In New York City, playgrounds are open this week for the first time since April 1, with the addition of “social distancing ambassadors” to remind people to maintain six feet distance from other people, hand out masks to people who don't have them, and encourage good hygiene.

While park...


The world has changed almost unimaginably in the past month—but our mission hasn’t. We’re still working hard every day to ensure everyone in America has a great place to get outside close to home, and that our shared public lands are protected from threats and open to all to explore. Here’s...

Benjamin Franklin Bridge

The Benjamin Franklin Bridge is a vital gateway connecting Pennsylvania and New Jersey. Great pride went into the construction of the bridge, but it fundamentally changed Camden over 100 years ago when it divided the City, fencing beneath continues to divide the communities living nearby. During heavy rain and snow events, run-off from the bridge floods the surrounding streets making travel challenging. We’re changing all of that by working in partnership with City leaders. Once complete, vast gardens will capture and direct stormwater runoff and an accompanying trail will provide a vital pedestrian link alleviating flooding and reconnecting neighbors. 

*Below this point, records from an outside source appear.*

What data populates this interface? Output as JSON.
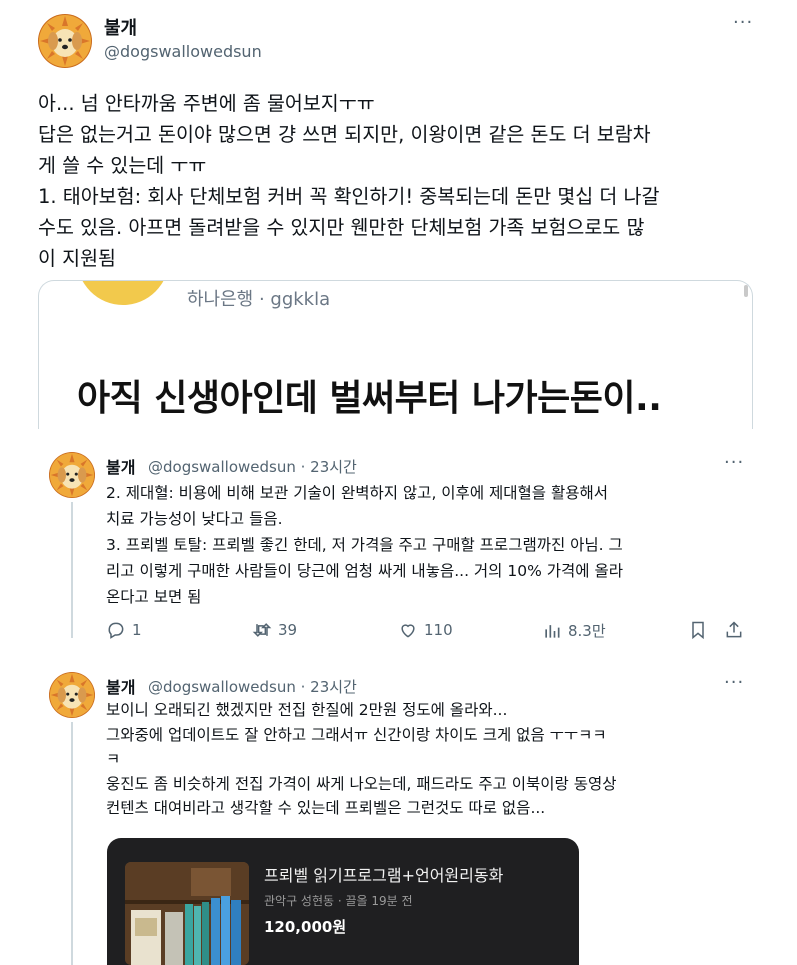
{
  "main_post": {
    "name": "불개",
    "handle": "@dogswallowedsun",
    "more": "···",
    "lines": [
      "아... 넘 안타까움 주변에 좀 물어보지ㅜㅠ",
      "답은 없는거고 돈이야 많으면 걍 쓰면 되지만, 이왕이면 같은 돈도 더 보람차",
      "게 쓸 수 있는데 ㅜㅠ",
      "1. 태아보험: 회사 단체보험 커버 꼭 확인하기! 중복되는데 돈만 몇십 더 나갈",
      "수도 있음. 아프면 돌려받을 수 있지만 웬만한 단체보험 가족 보험으로도 많",
      "이 지원됨"
    ]
  },
  "quote_card": {
    "source": "하나은행 · ggkkla",
    "title": "아직 신생아인데 벌써부터 나가는돈이.."
  },
  "reply1": {
    "name": "불개",
    "meta": "@dogswallowedsun · 23시간",
    "more": "···",
    "lines": [
      "2. 제대혈: 비용에 비해 보관 기술이 완벽하지 않고, 이후에 제대혈을 활용해서",
      "치료 가능성이 낮다고 들음.",
      "3. 프뢰벨 토탈: 프뢰벨 좋긴 한데, 저 가격을 주고 구매할 프로그램까진 아님. 그",
      "리고 이렇게 구매한 사람들이 당근에 엄청 싸게 내놓음... 거의 10% 가격에 올라",
      "온다고 보면 됨"
    ],
    "actions": {
      "reply_count": "1",
      "retweet_count": "39",
      "like_count": "110",
      "views_count": "8.3만"
    }
  },
  "reply2": {
    "name": "불개",
    "meta": "@dogswallowedsun · 23시간",
    "more": "···",
    "lines": [
      "보이니 오래되긴 했겠지만 전집 한질에 2만원 정도에 올라와...",
      "그와중에 업데이트도 잘 안하고 그래서ㅠ 신간이랑 차이도 크게 없음 ㅜㅜㅋㅋ",
      "ㅋ",
      "웅진도 좀 비슷하게 전집 가격이 싸게 나오는데, 패드라도 주고 이북이랑 동영상",
      "컨텐츠 대여비라고 생각할 수 있는데 프뢰벨은 그런것도 따로 없음..."
    ],
    "product": {
      "title": "프뢰벨 읽기프로그램+언어원리동화",
      "meta": "관악구 성현동 · 끌올 19분 전",
      "price": "120,000원"
    }
  },
  "colors": {
    "text": "#0f1419",
    "secondary": "#536471",
    "border": "#cfd9de",
    "product_bg": "#1f1f21"
  }
}
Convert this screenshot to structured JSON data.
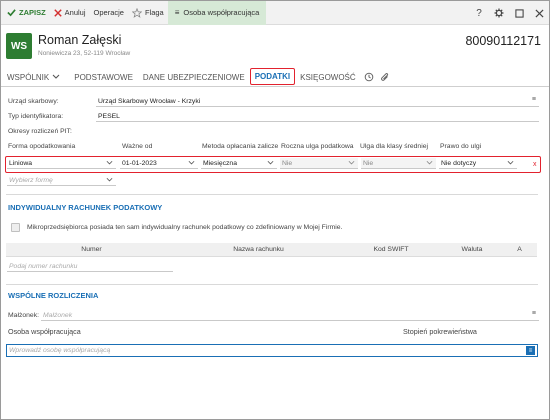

Safe, green space is not easily accessible in the neighborhood surrounding this school. And 90% of the people who reside nearby live below the poverty line. Right now, any rainstorm inundates the concrete playground and floods the property so kids have to stay inside during recess, soon native plants and vegetation in absorbent rain gardens will turn a nuisance into a natural wonder. Working with the community, we’ll repair and revive the play spaces, build a new outdoor classroom, and create a vibrant park that’s open to anyone when school isn’t in session.  


Atlanta’s Kimberly Elementary is a school on the move. Back in 2017, the school found itself on the state “turnaround list” of schools with the lowest average test scores, says Principal Joseph Salley. But not for long.

“It’s been a long journey, a lot of hard work from our kids, our...

In the news

Free-to-use fitness equipment has been installed on the lawn of an East Harlem public housing development as part of a first-of-its-kind program run by the New York City Housing Authority, city officials announced Thursday.

Dutch Jake's Park

Located in the West Central neighborhood of Spokane, Dutch Jake’s Park is named for Jacob Goetz, a central community figure and resident of West Central in the early 1900s. Jacob Goetz was known by neighbors for his sense of fun and spirit of friendship. When the park opened in 1976, neighbors agreed that the new park was the perfect namesake to remember Jake.
Today, more than 2,900 residents live within a 10 Minute Walk of Dutch Jake’s park. But in recent years, Dutch Jake’s Park hasn’t felt like a safe place to play. In 2016, growing safety concerns prompted a community planning effort to create a new vision for the park.


This story was originally published on Medium

As President and CEO of The Trust for Public Land, my work days are long and meetings and emails are many. But this...


America’s schoolyards are packed with potential. In a few places, schoolyards are vibrant community hubs, open to the public after school hours and designed to meet the needs of neighbors as well as students. But in too many communities, schoolyards look more like parking lots than playgrounds, and their gates lock as soon as students head home for the day.

Cooper's Poynt Family School

Cooper’s Poynt Family School is a public elementary school that serves families in a predominantly low-income neighborhood in North Camden. Once a cracked asphalt lot with two basketball hoops, The Trust for Public Land worked with the school community to reinvent the barren schoolyard. Now it’s a bold play space, with colorful new equipment and porous pavement.